What is the biggest myth about going back to school? The biggest myth about going back to school is that it will be hard to get back into the student mentality and that it will be impossible to have time to study and get ready for test-taking and projects. My experience was that school is completely different after you have been in the working world. You are doing it because you are curious. Realizing that what you are learning will have a direct positive impact on your career when you are done changes the motivation and has made the experience incredibly enjoyable and fulfilling.
What was your biggest regret in business school? My biggest regret in business school was that I was unable to spend as much time as I would have liked with my classmates. One of the great advantages of business school is the chance to meet new people and forge networks that will create new friendships and opportunities for business partnerships and relationships in the future. Although I have made great new friends and relationships over the course of my EMBA, I would have liked to have spent more time with them.
Which MBA classmate do you most admire? The classmate that I admire the most is David Berglund. A fellow physician with a strong interest in research and innovation, I was very impressed with his past accomplishments and future goals. Even more impressive was his commitment to his EMBA as for the first year-and-a-half he traveled every two weeks from Europe for school. I was always amazed that he was able to travel here every class weekend and admired his stamina and endurance.
“I knew I wanted to go to business school when…I knew I wanted to go to business school when I became the Chief of the Sports Medicine Service at Hospital for Special Surgery and realized how important a business education would be to function as a successful leader in healthcare.
What is your ultimate long-term professional goal? My long-term goal is to continue my career as a successful sports medicine surgeon and team doctor and integrate leadership opportunities into my job to help improve our healthcare system providing better access for high-quality care to those who need it.
In one sentence, how would you like your peers to remember you? I would like my peers to remember me as a successful surgeon who was able to have a significant positive impact on our healthcare system.
What are the top two items on your bucket list?
- Play piano in a blues band
- Travel to Fiji for a three-week vacation
What made Bryan such an invaluable addition to the class of 2019?
“Bryan brings a truly unique perspective to the Executive MBA community at NYU Stern. He is a talented surgeon and a strong leader who exemplifies humility and diligence in the cohort. He brings a thoughtful presence to the classroom and his peers enjoy learning from his diverse experiences as the Head Team Physician for the New York Rangers and running the largest sports medicine department in the US. Given his talent and commitment to academics, we are confident that Bryan will continue to make a great impact in medicine and that the foundation he builds through the NYU Stern Executive MBA program will empower him with the skills to lead, manage and grow his team and organization.
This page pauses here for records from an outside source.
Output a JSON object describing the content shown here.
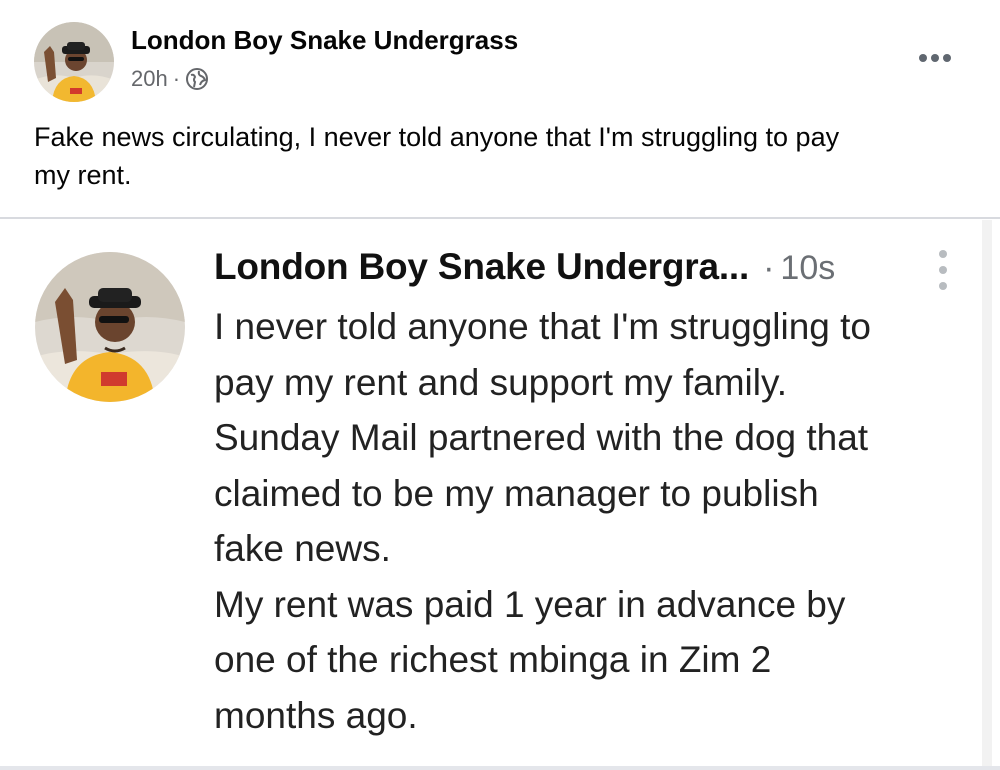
{
  "post": {
    "author": "London Boy Snake Undergrass",
    "time": "20h",
    "separator": "·",
    "audience_icon": "globe-icon",
    "more_icon": "more-horizontal-icon",
    "text_lines": [
      "Fake news circulating, I never told anyone that I'm struggling to pay",
      "my rent."
    ]
  },
  "tweet": {
    "author": "London Boy Snake Undergra...",
    "separator": "·",
    "time": "10s",
    "more_icon": "more-vertical-icon",
    "lines": [
      "I never told anyone that I'm struggling to",
      "pay my rent and support my family.",
      "Sunday Mail partnered with the dog that",
      "claimed to be my manager to publish",
      "fake news.",
      "My rent was paid 1 year in advance by",
      "one of the richest mbinga in Zim 2",
      "months ago."
    ]
  },
  "colors": {
    "name": "#050505",
    "meta": "#65676b",
    "divider": "#d8dadf",
    "tweet_text": "#222222",
    "tweet_meta": "#6b6f74"
  }
}
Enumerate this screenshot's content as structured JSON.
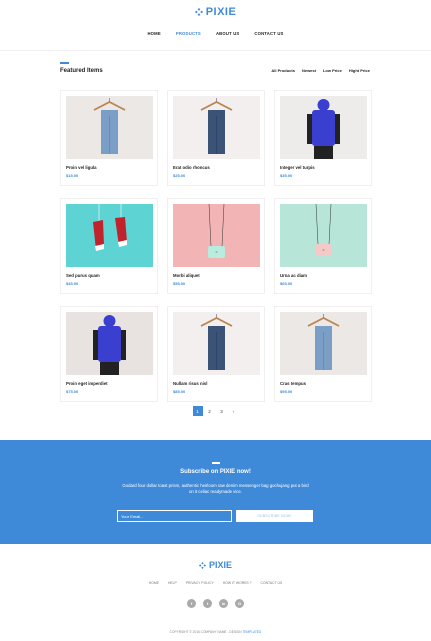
{
  "brand": {
    "name": "PIXIE",
    "accent": "#3f8ad8"
  },
  "nav": [
    {
      "label": "HOME",
      "active": false
    },
    {
      "label": "PRODUCTS",
      "active": true
    },
    {
      "label": "ABOUT US",
      "active": false
    },
    {
      "label": "CONTACT US",
      "active": false
    }
  ],
  "featured": {
    "title": "Featured Items",
    "filters": [
      "All Products",
      "Newest",
      "Low Price",
      "Hight Price"
    ]
  },
  "products": [
    {
      "name": "Proin vel ligula",
      "price": "$15.00",
      "image": "jeans-hanger"
    },
    {
      "name": "Erat odio rhoncus",
      "price": "$25.00",
      "image": "dark-jeans-hanger"
    },
    {
      "name": "Integer vel turpis",
      "price": "$35.00",
      "image": "blue-vest-front"
    },
    {
      "name": "Sed purus quam",
      "price": "$45.00",
      "image": "red-sneakers"
    },
    {
      "name": "Morbi aliquet",
      "price": "$55.00",
      "image": "mint-bag-pink-bg"
    },
    {
      "name": "Urna ac diam",
      "price": "$65.00",
      "image": "pink-bag-mint-bg"
    },
    {
      "name": "Proin eget imperdiet",
      "price": "$75.00",
      "image": "blue-vest-back"
    },
    {
      "name": "Nullam risus nisl",
      "price": "$85.00",
      "image": "dark-jeans-hanger"
    },
    {
      "name": "Cras tempus",
      "price": "$95.00",
      "image": "jeans-hanger"
    }
  ],
  "pagination": {
    "pages": [
      "1",
      "2",
      "3"
    ],
    "current": "1",
    "next": "›"
  },
  "subscribe": {
    "title": "Subscribe on PIXIE now!",
    "description": "Godard four dollar toast prism, authentic heirloom raw denim messenger bag gochujang put a bird on it celiac readymade vice.",
    "email_placeholder": "Your Email...",
    "button_label": "SUBSCRIBE NOW!"
  },
  "footer": {
    "links": [
      "HOME",
      "HELP",
      "PRIVACY POLICY",
      "HOW IT WORKS ?",
      "CONTACT US"
    ],
    "socials": [
      "f",
      "t",
      "in",
      "G"
    ],
    "copyright": "COPYRIGHT © 2016 COMPANY NAME - DESIGN",
    "copyright_link": "TEMPLATED"
  }
}
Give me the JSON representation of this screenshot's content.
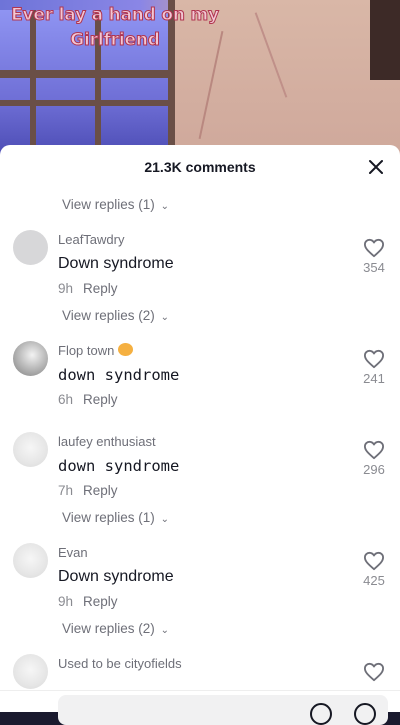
{
  "video": {
    "caption_line1": "Ever lay a hand on my",
    "caption_line2": "Girlfriend"
  },
  "sheet": {
    "title": "21.3K comments",
    "close_icon": "close-icon"
  },
  "comments": [
    {
      "replies_above": "View replies (1)",
      "username": "LeafTawdry",
      "text": "Down syndrome",
      "time": "9h",
      "reply_label": "Reply",
      "likes": "354",
      "replies_below": "View replies (2)"
    },
    {
      "username": "Flop town",
      "username_emoji": "smiling-emoji",
      "text": "down syndrome",
      "time": "6h",
      "reply_label": "Reply",
      "likes": "241"
    },
    {
      "username": "laufey enthusiast",
      "text": "down syndrome",
      "time": "7h",
      "reply_label": "Reply",
      "likes": "296",
      "replies_below": "View replies (1)"
    },
    {
      "username": "Evan",
      "text": "Down syndrome",
      "time": "9h",
      "reply_label": "Reply",
      "likes": "425",
      "replies_below": "View replies (2)"
    },
    {
      "username": "Used to be cityofields"
    }
  ],
  "icons": {
    "like": "heart-outline-icon",
    "chevron": "chevron-down-icon",
    "mention": "at-sign-icon",
    "emoji": "emoji-icon"
  }
}
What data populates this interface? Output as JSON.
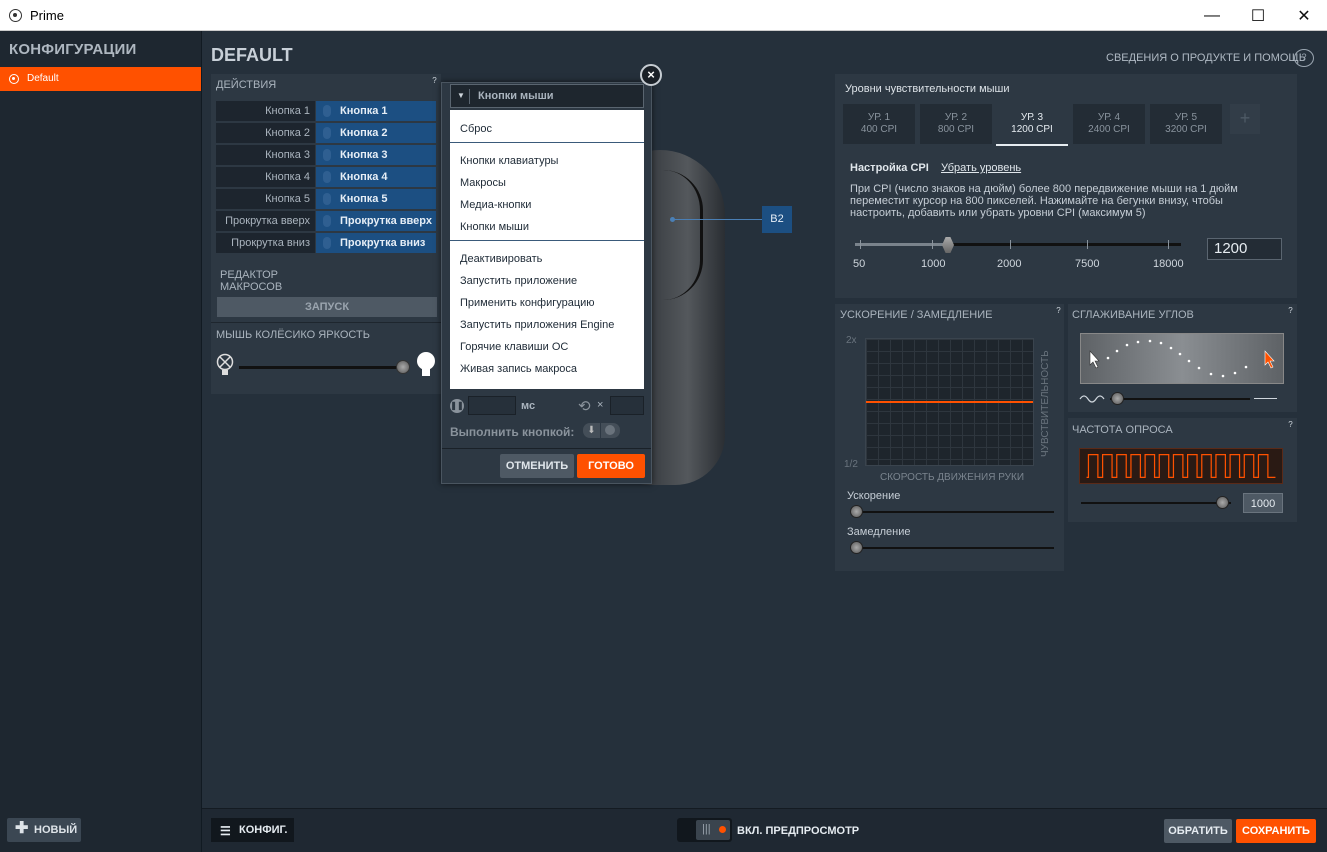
{
  "window": {
    "title": "Prime",
    "minimize": "—",
    "maximize": "☐",
    "close": "✕"
  },
  "sidebar": {
    "header": "КОНФИГУРАЦИИ",
    "configs": [
      "Default"
    ],
    "new_button": "НОВЫЙ"
  },
  "page": {
    "title": "DEFAULT",
    "help_link": "СВЕДЕНИЯ О ПРОДУКТЕ И ПОМОЩЬ"
  },
  "actions": {
    "title": "ДЕЙСТВИЯ",
    "rows": [
      {
        "label": "Кнопка 1",
        "value": "Кнопка 1"
      },
      {
        "label": "Кнопка 2",
        "value": "Кнопка 2"
      },
      {
        "label": "Кнопка 3",
        "value": "Кнопка 3"
      },
      {
        "label": "Кнопка 4",
        "value": "Кнопка 4"
      },
      {
        "label": "Кнопка 5",
        "value": "Кнопка 5"
      },
      {
        "label": "Прокрутка вверх",
        "value": "Прокрутка вверх"
      },
      {
        "label": "Прокрутка вниз",
        "value": "Прокрутка вниз"
      }
    ],
    "macro_editor_line1": "РЕДАКТОР",
    "macro_editor_line2": "МАКРОСОВ",
    "run_button": "ЗАПУСК",
    "wheel_brightness": "МЫШЬ КОЛЁСИКО ЯРКОСТЬ"
  },
  "mouse": {
    "callout": "B2"
  },
  "popup": {
    "dropdown_value": "Кнопки мыши",
    "menu": [
      "Сброс",
      "Кнопки клавиатуры",
      "Макросы",
      "Медиа-кнопки",
      "Кнопки мыши",
      "Деактивировать",
      "Запустить приложение",
      "Применить конфигурацию",
      "Запустить приложения Engine",
      "Горячие клавиши ОС",
      "Живая запись макроса"
    ],
    "ms_label": "мс",
    "times_label": "×",
    "exec_label": "Выполнить кнопкой:",
    "cancel": "ОТМЕНИТЬ",
    "ok": "ГОТОВО"
  },
  "cpi": {
    "title": "Уровни чувствительности мыши",
    "tabs": [
      {
        "level": "УР. 1",
        "cpi": "400 CPI"
      },
      {
        "level": "УР. 2",
        "cpi": "800 CPI"
      },
      {
        "level": "УР. 3",
        "cpi": "1200 CPI"
      },
      {
        "level": "УР. 4",
        "cpi": "2400 CPI"
      },
      {
        "level": "УР. 5",
        "cpi": "3200 CPI"
      }
    ],
    "active_tab": 2,
    "add": "+",
    "settings_label": "Настройка CPI",
    "remove_level": "Убрать уровень",
    "description": "При CPI (число знаков на дюйм) более 800 передвижение мыши на 1 дюйм переместит курсор на 800 пикселей. Нажимайте на бегунки внизу, чтобы настроить, добавить или убрать уровни CPI (максимум 5)",
    "ticks": [
      "50",
      "1000",
      "2000",
      "7500",
      "18000"
    ],
    "value": "1200"
  },
  "accel": {
    "title": "УСКОРЕНИЕ / ЗАМЕДЛЕНИЕ",
    "y_top": "2x",
    "y_bottom": "1/2",
    "y_axis": "ЧУВСТВИТЕЛЬНОСТЬ",
    "x_axis": "СКОРОСТЬ ДВИЖЕНИЯ РУКИ",
    "accel_label": "Ускорение",
    "decel_label": "Замедление"
  },
  "angle": {
    "title": "СГЛАЖИВАНИЕ УГЛОВ"
  },
  "poll": {
    "title": "ЧАСТОТА ОПРОСА",
    "value": "1000"
  },
  "bottom": {
    "config_button": "КОНФИГ.",
    "preview": "ВКЛ. ПРЕДПРОСМОТР",
    "revert": "ОБРАТИТЬ",
    "save": "СОХРАНИТЬ"
  },
  "colors": {
    "accent": "#ff5100",
    "button_blue": "#1c4f82",
    "panel": "#2d3843",
    "background": "#25303b"
  }
}
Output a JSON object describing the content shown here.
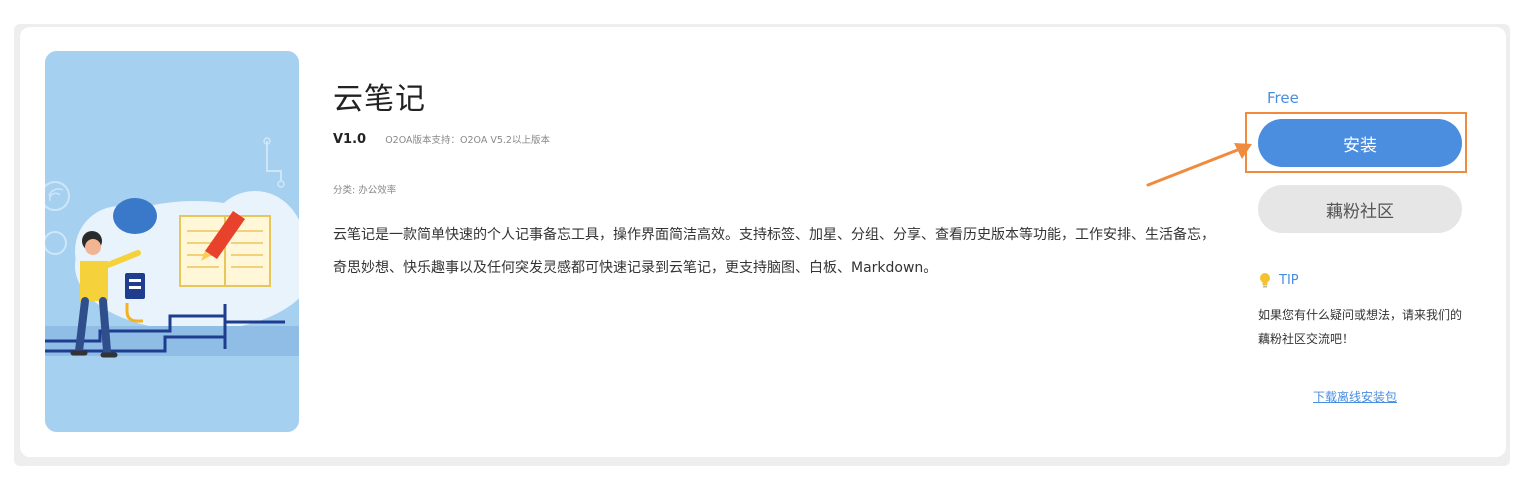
{
  "app": {
    "title": "云笔记",
    "version": "V1.0",
    "support": "O2OA版本支持：O2OA V5.2以上版本",
    "category": "分类: 办公效率",
    "description": "云笔记是一款简单快速的个人记事备忘工具，操作界面简洁高效。支持标签、加星、分组、分享、查看历史版本等功能，工作安排、生活备忘，奇思妙想、快乐趣事以及任何突发灵感都可快速记录到云笔记，更支持脑图、白板、Markdown。",
    "cover_icon": "notebook-illustration"
  },
  "sidebar": {
    "price": "Free",
    "install_label": "安装",
    "community_label": "藕粉社区",
    "tip_title": "TIP",
    "tip_icon": "lightbulb-icon",
    "tip_text": "如果您有什么疑问或想法，请来我们的藕粉社区交流吧！",
    "offline_link": "下载离线安装包"
  },
  "colors": {
    "accent": "#4b8ee0",
    "highlight": "#f08a3c",
    "secondary_button": "#e6e6e6"
  }
}
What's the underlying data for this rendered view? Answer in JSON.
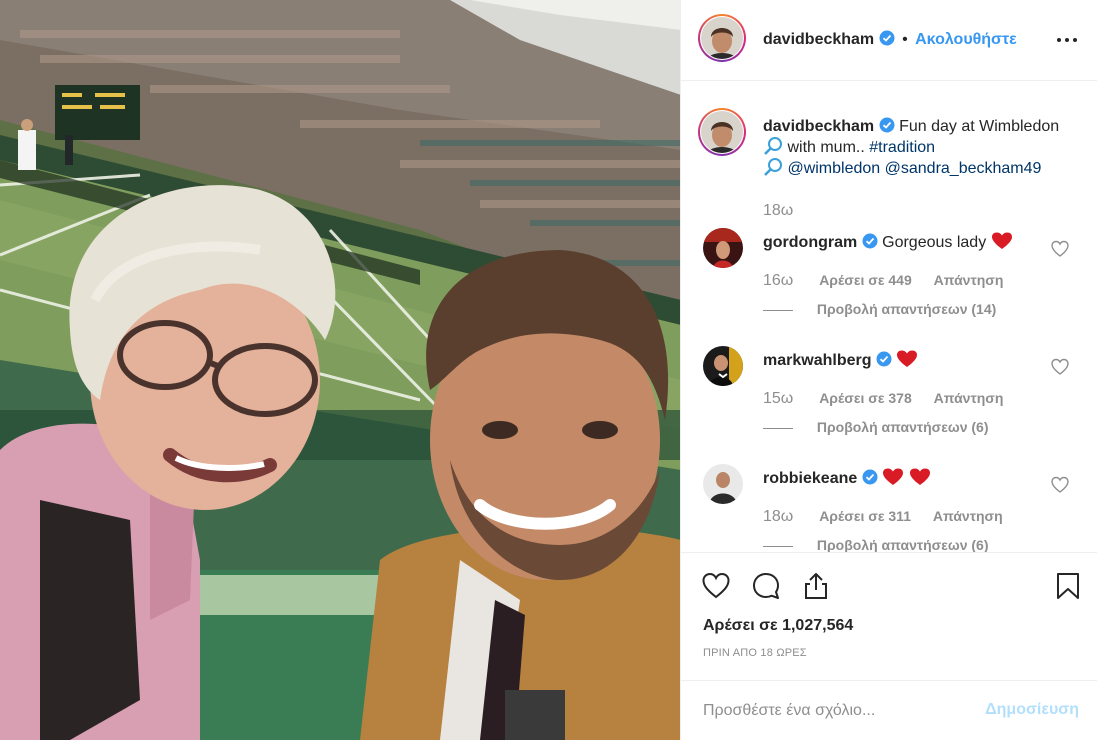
{
  "post": {
    "username": "davidbeckham",
    "follow_label": "Ακολουθήστε",
    "dot": "•",
    "caption_text": "Fun day at Wimbledon",
    "caption_mid": "with mum..",
    "hashtag": "#tradition",
    "mention1": "@wimbledon",
    "mention2": "@sandra_beckham49",
    "caption_time": "18ω"
  },
  "comments": [
    {
      "username": "gordongram",
      "text": "Gorgeous lady",
      "hearts": 1,
      "time": "16ω",
      "likes": "Αρέσει σε 449",
      "reply": "Απάντηση",
      "replies": "Προβολή απαντήσεων (14)"
    },
    {
      "username": "markwahlberg",
      "text": "",
      "hearts": 1,
      "time": "15ω",
      "likes": "Αρέσει σε 378",
      "reply": "Απάντηση",
      "replies": "Προβολή απαντήσεων (6)"
    },
    {
      "username": "robbiekeane",
      "text": "",
      "hearts": 2,
      "time": "18ω",
      "likes": "Αρέσει σε 311",
      "reply": "Απάντηση",
      "replies": "Προβολή απαντήσεων (6)"
    }
  ],
  "stats": {
    "likes_label": "Αρέσει σε 1,027,564",
    "time_ago": "ΠΡΙΝ ΑΠΟ 18 ΩΡΕΣ"
  },
  "composer": {
    "placeholder": "Προσθέστε ένα σχόλιο...",
    "post_label": "Δημοσίευση"
  },
  "colors": {
    "link": "#003569",
    "follow": "#3897f0",
    "muted": "#8e8e8e",
    "heart": "#ed4956",
    "post_disabled": "#b2dffc"
  },
  "icons": [
    "more-options-icon",
    "verified-icon",
    "heart-icon",
    "comment-icon",
    "share-icon",
    "bookmark-icon",
    "tennis-racket-icon",
    "red-heart-emoji"
  ]
}
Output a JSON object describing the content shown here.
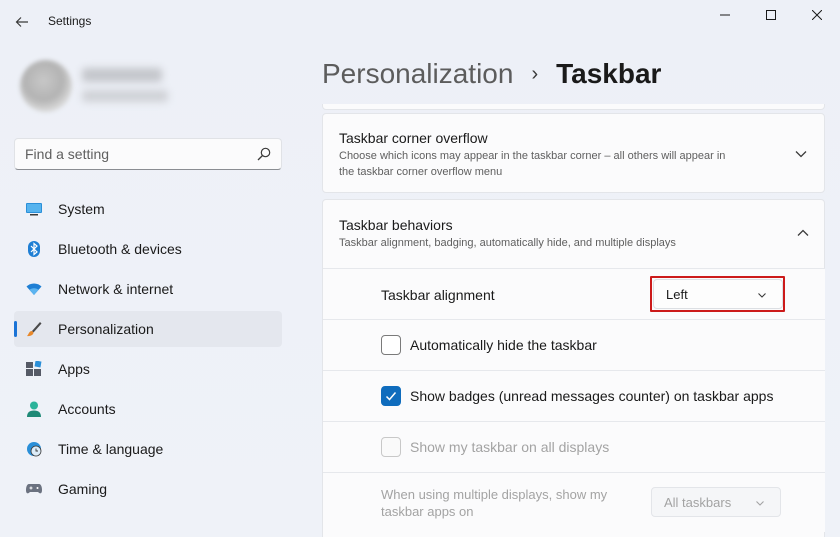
{
  "window": {
    "title": "Settings"
  },
  "sidebar": {
    "search_placeholder": "Find a setting",
    "items": [
      {
        "label": "System",
        "icon": "monitor-icon"
      },
      {
        "label": "Bluetooth & devices",
        "icon": "bluetooth-icon"
      },
      {
        "label": "Network & internet",
        "icon": "wifi-icon"
      },
      {
        "label": "Personalization",
        "icon": "brush-icon",
        "active": true
      },
      {
        "label": "Apps",
        "icon": "apps-icon"
      },
      {
        "label": "Accounts",
        "icon": "person-icon"
      },
      {
        "label": "Time & language",
        "icon": "globe-clock-icon"
      },
      {
        "label": "Gaming",
        "icon": "gamepad-icon"
      }
    ]
  },
  "breadcrumb": {
    "parent": "Personalization",
    "separator": "›",
    "current": "Taskbar"
  },
  "cards": {
    "corner_overflow": {
      "title": "Taskbar corner overflow",
      "description_line1": "Choose which icons may appear in the taskbar corner – all others will appear in",
      "description_line2": "the taskbar corner overflow menu",
      "expanded": false
    },
    "behaviors": {
      "title": "Taskbar behaviors",
      "description": "Taskbar alignment, badging, automatically hide, and multiple displays",
      "expanded": true,
      "alignment": {
        "label": "Taskbar alignment",
        "value": "Left",
        "highlighted": true
      },
      "auto_hide": {
        "label": "Automatically hide the taskbar",
        "checked": false
      },
      "badges": {
        "label": "Show badges (unread messages counter) on taskbar apps",
        "checked": true
      },
      "all_displays": {
        "label": "Show my taskbar on all displays",
        "checked": false,
        "disabled": true
      },
      "multi_display": {
        "label_line1": "When using multiple displays, show my",
        "label_line2": "taskbar apps on",
        "value": "All taskbars",
        "disabled": true
      }
    }
  },
  "colors": {
    "accent": "#0f6cbd",
    "nav_indicator": "#1a73d6",
    "highlight_box": "#cc1a1a"
  }
}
Bryan is an invaluable asset to our program and we know that he will serve as a strong Executive MBA ambassador going forward.”
Senior Director, Executive MBA Admissions & Marketing
NYU Stern School of Business